The piece that struck me the most while reading Digital Divide was the one most resistant to the digital world: Maryanne Wolf’s article, “learning to think in a digital world.” As an author, she strikes me as the quintessential digital immigrant, resistant to the new world. Worried that, “the reading brain is slowly becoming endangered,” Wolf argues that children today should have to become expert readers before they immerse themselves in the digital world, and that “the immediacy and volumes of information should not be confused with true knowledge.” Drawing upon the philosophies of Socrates and Proust in the style of a true old-fashioned academic, she worries that children today will decode information without deeply reading and analyzing it.
I would like to preface the argument I’m about to make by asserting that I began using a computer around the same time I began reading chapter books. While I acknowledge that my reading brain functions differently from those of the older generations, I don’t believe it is in any way endangered. If children today read a word or concept they don’t understand, they can google it to learn the definition, along with its contexts in our society that they might not find through their own mental devices or the classic dictionary volume. This is the digital way of “going beyond the decoded text to think new thoughts of our own.” After all, isn’t the use of a search engine the byproduct of a new thought one has on one’s own? Children today may miss out on deep reading in the sense that they spend less time reflecting and more time interacting, but I would argue that they’ll be better equipped to draw connections between terms and themes than past generations, due to the vast amount of information accessible to them. Their cognitive abilities will be different, but not necessarily inferior.
In the same vein, who says that children analyze and react more to printed text than what they read on the internet? Just because the text is typically less complicated, what about that implies that their responses are less sophisticated? Children from my own public school district have begun receiving iPads as they enter high school, to be better equipped for the digital world. This did not necessitate the simplification of the content of the curriculum in the process; high schoolers will still “deeply read” and discuss The Great Gatsby as they always have. In fact, now that technology is formally present in the classroom, teachers may better acknowledge the widespread use of sites like Sparknotes and push students to go beyond the analysis everyone has read on the internet, or use it to spur discussion.
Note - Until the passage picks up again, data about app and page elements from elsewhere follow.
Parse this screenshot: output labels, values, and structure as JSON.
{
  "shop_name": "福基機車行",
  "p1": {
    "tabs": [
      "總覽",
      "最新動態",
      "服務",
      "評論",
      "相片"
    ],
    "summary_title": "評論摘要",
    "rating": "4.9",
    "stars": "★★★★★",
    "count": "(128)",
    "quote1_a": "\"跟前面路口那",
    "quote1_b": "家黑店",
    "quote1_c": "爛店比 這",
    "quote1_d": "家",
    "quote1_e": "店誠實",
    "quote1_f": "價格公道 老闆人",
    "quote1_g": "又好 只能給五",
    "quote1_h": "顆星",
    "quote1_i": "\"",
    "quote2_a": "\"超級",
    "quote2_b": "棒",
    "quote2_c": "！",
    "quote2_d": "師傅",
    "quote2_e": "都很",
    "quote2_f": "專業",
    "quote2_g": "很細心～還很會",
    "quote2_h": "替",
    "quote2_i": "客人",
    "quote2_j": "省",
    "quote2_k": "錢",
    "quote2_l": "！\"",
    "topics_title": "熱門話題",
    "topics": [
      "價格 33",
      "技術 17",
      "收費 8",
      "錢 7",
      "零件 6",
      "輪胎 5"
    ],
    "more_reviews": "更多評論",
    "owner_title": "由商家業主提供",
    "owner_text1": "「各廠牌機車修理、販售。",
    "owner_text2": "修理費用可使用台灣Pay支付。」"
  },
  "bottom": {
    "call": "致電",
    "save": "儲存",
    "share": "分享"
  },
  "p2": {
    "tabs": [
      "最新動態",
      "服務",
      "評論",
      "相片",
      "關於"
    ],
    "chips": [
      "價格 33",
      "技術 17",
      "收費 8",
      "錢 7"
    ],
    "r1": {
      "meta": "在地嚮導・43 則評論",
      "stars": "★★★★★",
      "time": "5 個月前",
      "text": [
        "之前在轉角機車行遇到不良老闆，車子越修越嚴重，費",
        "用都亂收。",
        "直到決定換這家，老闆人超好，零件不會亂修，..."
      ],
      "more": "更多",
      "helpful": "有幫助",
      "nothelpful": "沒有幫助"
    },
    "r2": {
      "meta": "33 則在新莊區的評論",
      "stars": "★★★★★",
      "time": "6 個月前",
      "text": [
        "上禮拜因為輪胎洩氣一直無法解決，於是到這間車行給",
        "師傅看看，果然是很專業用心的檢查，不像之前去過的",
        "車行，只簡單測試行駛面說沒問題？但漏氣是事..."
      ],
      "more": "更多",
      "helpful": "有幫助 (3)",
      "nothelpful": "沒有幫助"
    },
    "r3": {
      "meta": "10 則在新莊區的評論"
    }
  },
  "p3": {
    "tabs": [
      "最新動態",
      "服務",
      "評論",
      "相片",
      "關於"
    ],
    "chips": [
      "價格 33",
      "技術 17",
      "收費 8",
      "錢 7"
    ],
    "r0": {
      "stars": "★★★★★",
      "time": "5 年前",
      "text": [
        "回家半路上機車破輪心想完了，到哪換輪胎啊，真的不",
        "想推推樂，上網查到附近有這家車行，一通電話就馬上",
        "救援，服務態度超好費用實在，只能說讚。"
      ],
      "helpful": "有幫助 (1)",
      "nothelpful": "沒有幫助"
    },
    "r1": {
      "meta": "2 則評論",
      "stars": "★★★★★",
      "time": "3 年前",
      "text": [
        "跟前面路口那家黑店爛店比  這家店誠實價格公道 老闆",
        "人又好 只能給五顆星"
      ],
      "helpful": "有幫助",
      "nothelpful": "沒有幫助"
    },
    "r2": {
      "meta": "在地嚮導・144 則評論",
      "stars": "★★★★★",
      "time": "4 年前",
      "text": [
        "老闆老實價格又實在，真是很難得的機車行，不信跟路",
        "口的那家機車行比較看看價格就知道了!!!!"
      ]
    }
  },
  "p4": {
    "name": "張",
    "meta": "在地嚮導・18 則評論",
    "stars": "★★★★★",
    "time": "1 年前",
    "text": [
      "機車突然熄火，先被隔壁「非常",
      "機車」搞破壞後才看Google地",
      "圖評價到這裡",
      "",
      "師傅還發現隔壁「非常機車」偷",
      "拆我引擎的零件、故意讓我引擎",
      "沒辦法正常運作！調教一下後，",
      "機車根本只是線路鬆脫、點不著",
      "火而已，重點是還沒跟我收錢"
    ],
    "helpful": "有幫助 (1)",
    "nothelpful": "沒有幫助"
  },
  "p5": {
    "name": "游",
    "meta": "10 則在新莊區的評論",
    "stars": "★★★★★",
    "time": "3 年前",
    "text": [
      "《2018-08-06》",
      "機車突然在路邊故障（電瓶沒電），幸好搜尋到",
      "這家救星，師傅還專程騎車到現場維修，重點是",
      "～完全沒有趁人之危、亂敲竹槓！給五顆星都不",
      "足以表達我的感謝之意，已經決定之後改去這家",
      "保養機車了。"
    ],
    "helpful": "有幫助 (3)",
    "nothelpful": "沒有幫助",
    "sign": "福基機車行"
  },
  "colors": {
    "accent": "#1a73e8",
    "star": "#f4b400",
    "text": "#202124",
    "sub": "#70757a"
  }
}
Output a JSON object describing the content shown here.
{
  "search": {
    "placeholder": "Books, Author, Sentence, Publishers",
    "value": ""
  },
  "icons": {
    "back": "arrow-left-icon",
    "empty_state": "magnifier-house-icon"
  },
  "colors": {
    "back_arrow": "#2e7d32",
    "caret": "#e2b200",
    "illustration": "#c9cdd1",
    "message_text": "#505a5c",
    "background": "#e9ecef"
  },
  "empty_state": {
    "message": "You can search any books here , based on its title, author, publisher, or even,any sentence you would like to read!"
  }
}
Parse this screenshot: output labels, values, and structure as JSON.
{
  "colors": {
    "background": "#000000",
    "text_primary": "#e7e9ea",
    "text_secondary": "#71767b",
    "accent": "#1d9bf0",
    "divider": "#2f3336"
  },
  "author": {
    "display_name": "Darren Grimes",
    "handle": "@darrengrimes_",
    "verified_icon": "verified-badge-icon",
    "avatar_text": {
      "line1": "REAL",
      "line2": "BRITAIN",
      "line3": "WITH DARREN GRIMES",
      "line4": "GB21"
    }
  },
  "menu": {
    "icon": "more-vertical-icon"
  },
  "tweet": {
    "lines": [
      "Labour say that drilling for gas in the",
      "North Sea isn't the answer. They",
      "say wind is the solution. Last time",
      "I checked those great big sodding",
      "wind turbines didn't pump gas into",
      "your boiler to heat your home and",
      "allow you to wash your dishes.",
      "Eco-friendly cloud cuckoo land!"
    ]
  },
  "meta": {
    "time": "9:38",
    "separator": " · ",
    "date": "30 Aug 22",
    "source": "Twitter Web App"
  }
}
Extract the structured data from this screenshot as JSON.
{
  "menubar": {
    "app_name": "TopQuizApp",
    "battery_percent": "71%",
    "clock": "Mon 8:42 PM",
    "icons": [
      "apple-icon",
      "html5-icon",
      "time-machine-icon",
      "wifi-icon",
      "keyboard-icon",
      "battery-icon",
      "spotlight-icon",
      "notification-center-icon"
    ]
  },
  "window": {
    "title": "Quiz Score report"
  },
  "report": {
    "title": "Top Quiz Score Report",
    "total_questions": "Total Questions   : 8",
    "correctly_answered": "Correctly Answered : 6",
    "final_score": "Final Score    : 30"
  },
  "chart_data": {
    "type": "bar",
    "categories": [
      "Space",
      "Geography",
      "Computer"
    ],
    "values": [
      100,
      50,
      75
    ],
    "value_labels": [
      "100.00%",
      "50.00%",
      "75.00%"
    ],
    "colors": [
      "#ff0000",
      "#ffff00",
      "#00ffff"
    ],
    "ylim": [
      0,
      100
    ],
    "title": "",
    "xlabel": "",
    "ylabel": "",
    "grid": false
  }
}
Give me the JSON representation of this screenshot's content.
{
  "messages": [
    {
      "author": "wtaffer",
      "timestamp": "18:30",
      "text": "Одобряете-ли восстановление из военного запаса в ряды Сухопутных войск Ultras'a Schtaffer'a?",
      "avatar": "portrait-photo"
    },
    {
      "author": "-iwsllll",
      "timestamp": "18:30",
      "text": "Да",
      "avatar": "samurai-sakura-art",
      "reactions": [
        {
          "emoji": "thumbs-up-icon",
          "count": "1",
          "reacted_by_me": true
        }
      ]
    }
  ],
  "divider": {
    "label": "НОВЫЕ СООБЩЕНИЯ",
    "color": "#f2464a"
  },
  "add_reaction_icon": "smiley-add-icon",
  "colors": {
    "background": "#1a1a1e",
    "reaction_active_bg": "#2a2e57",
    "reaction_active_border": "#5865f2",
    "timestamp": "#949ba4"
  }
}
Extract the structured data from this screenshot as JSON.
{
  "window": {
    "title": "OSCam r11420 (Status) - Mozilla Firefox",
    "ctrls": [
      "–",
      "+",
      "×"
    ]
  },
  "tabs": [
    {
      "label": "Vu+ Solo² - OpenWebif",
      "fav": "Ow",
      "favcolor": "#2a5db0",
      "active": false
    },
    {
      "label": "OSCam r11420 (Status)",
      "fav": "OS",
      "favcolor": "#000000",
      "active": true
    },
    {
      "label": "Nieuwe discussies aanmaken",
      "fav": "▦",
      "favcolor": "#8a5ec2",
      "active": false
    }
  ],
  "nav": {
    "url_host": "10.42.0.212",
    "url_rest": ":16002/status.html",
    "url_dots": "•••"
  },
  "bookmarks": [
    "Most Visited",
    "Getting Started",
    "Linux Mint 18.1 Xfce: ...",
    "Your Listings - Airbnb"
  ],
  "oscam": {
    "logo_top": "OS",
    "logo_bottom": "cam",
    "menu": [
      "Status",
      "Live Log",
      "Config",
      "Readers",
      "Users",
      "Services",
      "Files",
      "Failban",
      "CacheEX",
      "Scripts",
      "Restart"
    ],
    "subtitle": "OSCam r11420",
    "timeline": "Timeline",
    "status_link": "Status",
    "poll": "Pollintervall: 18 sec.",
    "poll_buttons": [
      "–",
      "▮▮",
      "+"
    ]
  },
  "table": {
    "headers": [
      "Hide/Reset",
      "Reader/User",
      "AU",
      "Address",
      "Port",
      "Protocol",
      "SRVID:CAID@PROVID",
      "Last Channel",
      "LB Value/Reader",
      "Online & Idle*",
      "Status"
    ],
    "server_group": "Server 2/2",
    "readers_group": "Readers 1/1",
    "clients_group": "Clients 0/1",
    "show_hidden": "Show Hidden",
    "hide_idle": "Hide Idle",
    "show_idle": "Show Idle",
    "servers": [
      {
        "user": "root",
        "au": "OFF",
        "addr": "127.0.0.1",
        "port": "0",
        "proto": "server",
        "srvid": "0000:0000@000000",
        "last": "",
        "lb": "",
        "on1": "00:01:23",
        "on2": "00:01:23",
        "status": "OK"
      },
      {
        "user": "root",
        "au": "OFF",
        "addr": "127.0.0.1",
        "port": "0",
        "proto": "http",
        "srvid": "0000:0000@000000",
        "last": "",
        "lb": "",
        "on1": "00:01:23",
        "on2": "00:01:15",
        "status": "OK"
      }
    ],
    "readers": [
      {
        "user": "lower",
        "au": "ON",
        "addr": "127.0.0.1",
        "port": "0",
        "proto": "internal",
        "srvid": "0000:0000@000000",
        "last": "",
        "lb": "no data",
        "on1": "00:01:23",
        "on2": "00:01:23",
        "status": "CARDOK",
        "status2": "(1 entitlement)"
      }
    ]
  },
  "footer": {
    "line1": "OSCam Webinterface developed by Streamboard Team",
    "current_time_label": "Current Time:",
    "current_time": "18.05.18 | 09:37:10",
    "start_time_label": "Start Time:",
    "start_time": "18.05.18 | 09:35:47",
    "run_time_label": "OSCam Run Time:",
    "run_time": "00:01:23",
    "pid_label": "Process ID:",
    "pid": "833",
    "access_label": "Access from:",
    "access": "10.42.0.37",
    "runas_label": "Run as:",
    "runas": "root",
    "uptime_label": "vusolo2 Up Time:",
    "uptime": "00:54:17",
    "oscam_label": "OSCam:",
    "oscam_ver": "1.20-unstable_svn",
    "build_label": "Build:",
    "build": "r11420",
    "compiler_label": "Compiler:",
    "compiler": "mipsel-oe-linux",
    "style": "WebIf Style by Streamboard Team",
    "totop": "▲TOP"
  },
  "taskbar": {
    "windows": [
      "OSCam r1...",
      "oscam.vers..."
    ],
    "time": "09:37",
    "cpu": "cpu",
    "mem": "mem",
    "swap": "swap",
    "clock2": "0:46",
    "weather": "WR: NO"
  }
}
I am a product of the digital age: I think its both funny and endearing that my mom still usually addresses me “Dear Liz,” and signs off “Love, Mom,” when she texts me, even though both statements are implied before I open the text. It doesn’t make me sharper or her more literate, it just makes our communication stylea different. I’d be curious to hear what the rest of the class thinks about the difference in communication styles between digital natives and immigrants.